**Problem to solve**
The expected answer is the data below, retyped exactly.

**Items from an interface collection**
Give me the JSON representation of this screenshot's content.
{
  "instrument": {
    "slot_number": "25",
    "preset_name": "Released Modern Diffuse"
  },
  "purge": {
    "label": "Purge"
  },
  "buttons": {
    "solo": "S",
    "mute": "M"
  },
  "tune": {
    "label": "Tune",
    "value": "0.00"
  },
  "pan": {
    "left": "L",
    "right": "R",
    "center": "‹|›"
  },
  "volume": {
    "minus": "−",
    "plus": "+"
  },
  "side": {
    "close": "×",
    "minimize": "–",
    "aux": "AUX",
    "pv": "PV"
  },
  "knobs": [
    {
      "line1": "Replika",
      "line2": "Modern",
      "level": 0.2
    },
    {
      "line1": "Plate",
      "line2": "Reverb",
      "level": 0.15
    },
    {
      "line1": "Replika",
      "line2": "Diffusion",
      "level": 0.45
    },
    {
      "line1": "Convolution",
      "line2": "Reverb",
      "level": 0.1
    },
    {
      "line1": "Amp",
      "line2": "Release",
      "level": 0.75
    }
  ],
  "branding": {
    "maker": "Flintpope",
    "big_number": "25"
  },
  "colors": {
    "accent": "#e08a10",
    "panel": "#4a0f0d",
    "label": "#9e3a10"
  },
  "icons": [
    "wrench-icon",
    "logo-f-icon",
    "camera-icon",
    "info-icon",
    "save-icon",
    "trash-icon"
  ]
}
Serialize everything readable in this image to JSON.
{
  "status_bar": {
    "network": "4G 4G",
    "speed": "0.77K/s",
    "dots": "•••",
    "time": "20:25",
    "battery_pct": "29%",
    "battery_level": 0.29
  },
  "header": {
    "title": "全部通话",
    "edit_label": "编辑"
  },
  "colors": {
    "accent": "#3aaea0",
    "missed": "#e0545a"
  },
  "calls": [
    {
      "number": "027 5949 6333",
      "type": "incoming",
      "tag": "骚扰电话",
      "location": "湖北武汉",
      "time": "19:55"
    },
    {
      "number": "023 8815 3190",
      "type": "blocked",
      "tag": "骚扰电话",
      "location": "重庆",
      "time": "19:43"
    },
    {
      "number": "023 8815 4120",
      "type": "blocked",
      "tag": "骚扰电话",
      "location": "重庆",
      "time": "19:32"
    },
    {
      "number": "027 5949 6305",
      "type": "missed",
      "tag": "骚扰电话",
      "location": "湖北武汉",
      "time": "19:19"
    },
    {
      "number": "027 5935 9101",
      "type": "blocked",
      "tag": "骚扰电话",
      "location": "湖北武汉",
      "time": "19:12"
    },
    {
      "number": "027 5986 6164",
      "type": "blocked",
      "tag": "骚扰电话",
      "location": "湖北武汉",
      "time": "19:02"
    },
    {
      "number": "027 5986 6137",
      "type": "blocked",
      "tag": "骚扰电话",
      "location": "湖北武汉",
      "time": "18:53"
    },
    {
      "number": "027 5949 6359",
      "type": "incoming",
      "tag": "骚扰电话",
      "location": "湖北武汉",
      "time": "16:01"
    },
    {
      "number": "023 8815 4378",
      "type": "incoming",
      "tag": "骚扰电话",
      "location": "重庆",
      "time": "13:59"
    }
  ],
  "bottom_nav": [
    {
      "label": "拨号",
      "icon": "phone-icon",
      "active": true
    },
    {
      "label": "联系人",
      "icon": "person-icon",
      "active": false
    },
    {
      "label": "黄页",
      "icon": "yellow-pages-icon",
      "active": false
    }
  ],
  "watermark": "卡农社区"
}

**Worked solution**
Give me the JSON representation of this screenshot's content.
{
  "instrument": {
    "slot_number": "25",
    "preset_name": "Released Modern Diffuse"
  },
  "purge": {
    "label": "Purge"
  },
  "buttons": {
    "solo": "S",
    "mute": "M"
  },
  "tune": {
    "label": "Tune",
    "value": "0.00"
  },
  "pan": {
    "left": "L",
    "right": "R",
    "center": "‹|›"
  },
  "volume": {
    "minus": "−",
    "plus": "+"
  },
  "side": {
    "close": "×",
    "minimize": "–",
    "aux": "AUX",
    "pv": "PV"
  },
  "knobs": [
    {
      "line1": "Replika",
      "line2": "Modern",
      "level": 0.2
    },
    {
      "line1": "Plate",
      "line2": "Reverb",
      "level": 0.15
    },
    {
      "line1": "Replika",
      "line2": "Diffusion",
      "level": 0.45
    },
    {
      "line1": "Convolution",
      "line2": "Reverb",
      "level": 0.1
    },
    {
      "line1": "Amp",
      "line2": "Release",
      "level": 0.75
    }
  ],
  "branding": {
    "maker": "Flintpope",
    "big_number": "25"
  },
  "colors": {
    "accent": "#e08a10",
    "panel": "#4a0f0d",
    "label": "#9e3a10"
  },
  "icons": [
    "wrench-icon",
    "logo-f-icon",
    "camera-icon",
    "info-icon",
    "save-icon",
    "trash-icon"
  ]
}
Serialize everything readable in this image to JSON.
{
  "status_bar": {
    "network": "4G 4G",
    "speed": "0.77K/s",
    "dots": "•••",
    "time": "20:25",
    "battery_pct": "29%",
    "battery_level": 0.29
  },
  "header": {
    "title": "全部通话",
    "edit_label": "编辑"
  },
  "colors": {
    "accent": "#3aaea0",
    "missed": "#e0545a"
  },
  "calls": [
    {
      "number": "027 5949 6333",
      "type": "incoming",
      "tag": "骚扰电话",
      "location": "湖北武汉",
      "time": "19:55"
    },
    {
      "number": "023 8815 3190",
      "type": "blocked",
      "tag": "骚扰电话",
      "location": "重庆",
      "time": "19:43"
    },
    {
      "number": "023 8815 4120",
      "type": "blocked",
      "tag": "骚扰电话",
      "location": "重庆",
      "time": "19:32"
    },
    {
      "number": "027 5949 6305",
      "type": "missed",
      "tag": "骚扰电话",
      "location": "湖北武汉",
      "time": "19:19"
    },
    {
      "number": "027 5935 9101",
      "type": "blocked",
      "tag": "骚扰电话",
      "location": "湖北武汉",
      "time": "19:12"
    },
    {
      "number": "027 5986 6164",
      "type": "blocked",
      "tag": "骚扰电话",
      "location": "湖北武汉",
      "time": "19:02"
    },
    {
      "number": "027 5986 6137",
      "type": "blocked",
      "tag": "骚扰电话",
      "location": "湖北武汉",
      "time": "18:53"
    },
    {
      "number": "027 5949 6359",
      "type": "incoming",
      "tag": "骚扰电话",
      "location": "湖北武汉",
      "time": "16:01"
    },
    {
      "number": "023 8815 4378",
      "type": "incoming",
      "tag": "骚扰电话",
      "location": "重庆",
      "time": "13:59"
    }
  ],
  "bottom_nav": [
    {
      "label": "拨号",
      "icon": "phone-icon",
      "active": true
    },
    {
      "label": "联系人",
      "icon": "person-icon",
      "active": false
    },
    {
      "label": "黄页",
      "icon": "yellow-pages-icon",
      "active": false
    }
  ],
  "watermark": "卡农社区"
}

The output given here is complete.